[Records drawn from a dataset]
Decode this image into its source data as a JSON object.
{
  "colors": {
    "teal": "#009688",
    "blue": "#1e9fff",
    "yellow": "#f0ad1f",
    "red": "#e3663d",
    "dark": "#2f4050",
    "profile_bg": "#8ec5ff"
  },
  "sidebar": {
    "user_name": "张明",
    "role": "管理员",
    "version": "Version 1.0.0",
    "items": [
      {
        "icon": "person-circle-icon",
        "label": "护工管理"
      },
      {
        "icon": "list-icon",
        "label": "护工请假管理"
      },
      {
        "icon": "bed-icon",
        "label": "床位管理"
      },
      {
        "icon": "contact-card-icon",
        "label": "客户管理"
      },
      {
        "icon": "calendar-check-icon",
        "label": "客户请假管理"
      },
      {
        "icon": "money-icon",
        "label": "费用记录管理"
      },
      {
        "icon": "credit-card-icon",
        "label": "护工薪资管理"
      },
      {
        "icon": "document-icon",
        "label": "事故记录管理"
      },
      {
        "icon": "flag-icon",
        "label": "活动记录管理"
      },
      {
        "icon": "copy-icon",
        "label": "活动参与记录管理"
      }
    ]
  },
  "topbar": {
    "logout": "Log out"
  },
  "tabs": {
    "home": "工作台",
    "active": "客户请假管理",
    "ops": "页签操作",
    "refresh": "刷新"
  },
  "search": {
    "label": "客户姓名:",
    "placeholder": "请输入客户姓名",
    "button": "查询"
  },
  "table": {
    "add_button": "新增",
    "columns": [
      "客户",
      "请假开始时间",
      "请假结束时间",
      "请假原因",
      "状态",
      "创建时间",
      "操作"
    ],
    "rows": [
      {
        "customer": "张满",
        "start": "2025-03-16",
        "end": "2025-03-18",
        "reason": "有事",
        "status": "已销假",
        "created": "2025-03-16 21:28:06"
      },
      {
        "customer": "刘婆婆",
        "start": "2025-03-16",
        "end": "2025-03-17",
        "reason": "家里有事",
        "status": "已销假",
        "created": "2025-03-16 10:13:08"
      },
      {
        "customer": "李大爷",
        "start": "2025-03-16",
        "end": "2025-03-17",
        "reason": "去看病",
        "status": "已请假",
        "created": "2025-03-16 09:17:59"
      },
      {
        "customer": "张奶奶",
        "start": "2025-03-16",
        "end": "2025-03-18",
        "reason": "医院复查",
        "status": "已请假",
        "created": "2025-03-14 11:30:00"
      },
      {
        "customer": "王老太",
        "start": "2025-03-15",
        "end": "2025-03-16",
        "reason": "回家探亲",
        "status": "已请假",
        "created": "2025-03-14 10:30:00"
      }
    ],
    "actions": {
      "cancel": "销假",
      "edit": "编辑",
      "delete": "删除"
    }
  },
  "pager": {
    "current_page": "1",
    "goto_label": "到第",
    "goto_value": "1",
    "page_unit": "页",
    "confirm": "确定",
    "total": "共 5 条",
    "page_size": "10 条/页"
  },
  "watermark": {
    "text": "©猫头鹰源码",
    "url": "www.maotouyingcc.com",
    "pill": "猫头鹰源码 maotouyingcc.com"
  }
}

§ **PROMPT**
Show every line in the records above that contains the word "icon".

§ **RESPONSE TO THIS EXERCISE**
        "icon": "person-circle-icon",
        "icon": "list-icon",
        "icon": "bed-icon",
        "icon": "contact-card-icon",
        "icon": "calendar-check-icon",
        "icon": "money-icon",
        "icon": "credit-card-icon",
        "icon": "document-icon",
        "icon": "flag-icon",
        "icon": "copy-icon",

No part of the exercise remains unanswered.